Giramonte Toscana IGT 2011: This wine was crafted from Merlot and Sangiovese from grapes cultivated from the Tenuta di Castiglioni in Comune di Montespertoli, from vines planted in 1993. This wine poured a rich ruby into the glass; complex nose of black cherries, black berries and black raspberries are met with ground coffee beans, dark chocolate, thyme, fresh damp tobacco leaves and a touch of pepper, if velvet had a smell this would be it; velvety texture follows through on palate with sophisticated richness that is balanced by round acidity and persistent tannins that will integrate beautifully over time; it was graceful and perfectly proportioned in a full body wine with a long and lovely finish; Niccolo said this wine is “like a Michelangelo, needs to get out of the bottle to decide who it is going to be.” 14.5% alcohol; SRP $150.

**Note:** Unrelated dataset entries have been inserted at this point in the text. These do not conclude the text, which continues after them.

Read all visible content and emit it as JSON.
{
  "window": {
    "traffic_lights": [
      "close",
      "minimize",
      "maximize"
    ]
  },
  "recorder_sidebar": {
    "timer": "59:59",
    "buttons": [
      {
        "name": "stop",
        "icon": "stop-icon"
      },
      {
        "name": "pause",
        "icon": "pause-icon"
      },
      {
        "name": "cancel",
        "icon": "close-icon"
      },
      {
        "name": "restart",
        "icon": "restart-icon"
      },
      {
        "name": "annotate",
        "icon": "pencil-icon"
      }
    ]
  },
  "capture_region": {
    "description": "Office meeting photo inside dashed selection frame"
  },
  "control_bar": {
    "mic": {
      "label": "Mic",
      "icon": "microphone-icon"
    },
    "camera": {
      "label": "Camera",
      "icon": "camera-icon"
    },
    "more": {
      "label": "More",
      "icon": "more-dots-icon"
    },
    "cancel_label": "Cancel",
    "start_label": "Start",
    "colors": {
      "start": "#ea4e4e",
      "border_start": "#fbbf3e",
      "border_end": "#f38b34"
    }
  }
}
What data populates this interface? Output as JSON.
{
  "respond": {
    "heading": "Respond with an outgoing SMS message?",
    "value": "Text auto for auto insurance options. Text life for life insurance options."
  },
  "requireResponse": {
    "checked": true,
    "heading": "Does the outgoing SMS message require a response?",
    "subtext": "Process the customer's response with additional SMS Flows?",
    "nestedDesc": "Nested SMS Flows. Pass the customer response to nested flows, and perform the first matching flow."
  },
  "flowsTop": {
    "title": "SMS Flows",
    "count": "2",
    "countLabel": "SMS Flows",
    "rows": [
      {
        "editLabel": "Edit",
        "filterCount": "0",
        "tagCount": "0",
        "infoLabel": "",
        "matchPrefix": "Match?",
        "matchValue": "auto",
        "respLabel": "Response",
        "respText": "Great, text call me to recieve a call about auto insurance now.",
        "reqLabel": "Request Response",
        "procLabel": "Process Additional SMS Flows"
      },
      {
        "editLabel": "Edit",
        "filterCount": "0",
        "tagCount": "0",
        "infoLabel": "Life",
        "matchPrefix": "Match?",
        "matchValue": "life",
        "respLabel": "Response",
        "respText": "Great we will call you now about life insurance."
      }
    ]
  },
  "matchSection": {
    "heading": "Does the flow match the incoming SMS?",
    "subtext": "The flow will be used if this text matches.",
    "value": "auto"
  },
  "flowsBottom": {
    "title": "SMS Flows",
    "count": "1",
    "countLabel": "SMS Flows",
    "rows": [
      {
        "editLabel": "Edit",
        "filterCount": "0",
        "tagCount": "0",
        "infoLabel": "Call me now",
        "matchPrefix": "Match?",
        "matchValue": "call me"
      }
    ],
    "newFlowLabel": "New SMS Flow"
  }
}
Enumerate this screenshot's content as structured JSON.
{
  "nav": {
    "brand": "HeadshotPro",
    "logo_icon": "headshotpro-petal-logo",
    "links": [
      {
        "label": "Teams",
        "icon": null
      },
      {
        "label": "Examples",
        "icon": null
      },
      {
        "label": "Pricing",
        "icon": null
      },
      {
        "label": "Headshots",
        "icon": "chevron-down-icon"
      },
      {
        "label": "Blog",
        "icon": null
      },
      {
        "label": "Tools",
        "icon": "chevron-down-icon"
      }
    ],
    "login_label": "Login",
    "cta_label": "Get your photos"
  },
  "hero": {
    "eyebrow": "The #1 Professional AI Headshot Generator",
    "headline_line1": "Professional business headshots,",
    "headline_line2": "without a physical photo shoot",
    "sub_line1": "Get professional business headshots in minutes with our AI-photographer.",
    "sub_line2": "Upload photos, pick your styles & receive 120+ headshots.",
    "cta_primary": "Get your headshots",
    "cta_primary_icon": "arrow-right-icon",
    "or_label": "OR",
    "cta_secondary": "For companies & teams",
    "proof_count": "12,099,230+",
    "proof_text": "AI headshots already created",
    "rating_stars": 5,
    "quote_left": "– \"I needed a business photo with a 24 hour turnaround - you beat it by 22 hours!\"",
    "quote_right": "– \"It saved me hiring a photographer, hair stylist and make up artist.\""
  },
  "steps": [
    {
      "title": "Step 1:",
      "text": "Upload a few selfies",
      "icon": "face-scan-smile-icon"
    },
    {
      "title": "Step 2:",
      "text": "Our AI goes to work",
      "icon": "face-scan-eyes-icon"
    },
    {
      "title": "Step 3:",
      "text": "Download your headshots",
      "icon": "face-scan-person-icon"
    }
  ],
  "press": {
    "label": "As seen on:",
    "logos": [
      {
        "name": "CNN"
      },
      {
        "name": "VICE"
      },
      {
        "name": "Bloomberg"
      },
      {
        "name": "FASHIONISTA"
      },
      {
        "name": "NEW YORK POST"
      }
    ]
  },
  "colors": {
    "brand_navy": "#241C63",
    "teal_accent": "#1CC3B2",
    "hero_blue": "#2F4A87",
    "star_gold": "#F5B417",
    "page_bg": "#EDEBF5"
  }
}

Ripe Al Convento Di Castelgiocondo Brunello Di Montalcino DOCG 2009 Riserva: This wine was crafted of 100% Sangiovese from grapes cultivated from the Tenuta di Castelgiocondo vineyard in Montalcino, averaging seventeen years of age. It poured a light garnet into the glass with fruit driven aromas of black cherries, plums, and currants accompanied by licorice, dark chocolate, espresso beans, savory herbal notes and fresh tobacco leaves; it was delicate yet powerful with an imposing structure that was rich and bold, round acidity that was elegantly balanced with well integrated tannins for a full body, long finish; 15% alcohol.
Frescobaldi has identified these wines sourced from specific vineyards as being among their cru status wines. Each wine represents the terroir of the vineyards in a way that is unique and of the highest quality. It was a wonderful wine tasting. Niccolo provided great insight to the vineyards as well as the wine making process. Frescobaldi epitomizes the Italian Art of Living. You will be most pleased to add any and all of these Frescobaldi cru wines to your portfolio.
My Song Selection: The Frescobaldi family has been historically significant in Italy for centuries. Dino Frescobaldi was a friend of Dante Alighieri. He recovered and returned Dante’s first cantos of Divine Comedy to Dante upon his exile from Florence. Gerolamo Frescobaldi was an early composer of Baroque music and is still recognized as one of most influential representative and created works of great notoriety that are still performed today. Here is one such work of Gerolamo performed and recorded live at the Holy Ghost Church Nitra.
Get your own bottles of Marchesi di Frescobaldi cru wines and let me know what song you pair with them. Cheers!
2 responses to “Can Italian #Wine Be Cru?”
Any wine with a Michelangelo reference is a wine I need to try! I have always enjoyed the history of this family. Thank you for such an enjoyable article.
They were truly stellar wines! Cheers!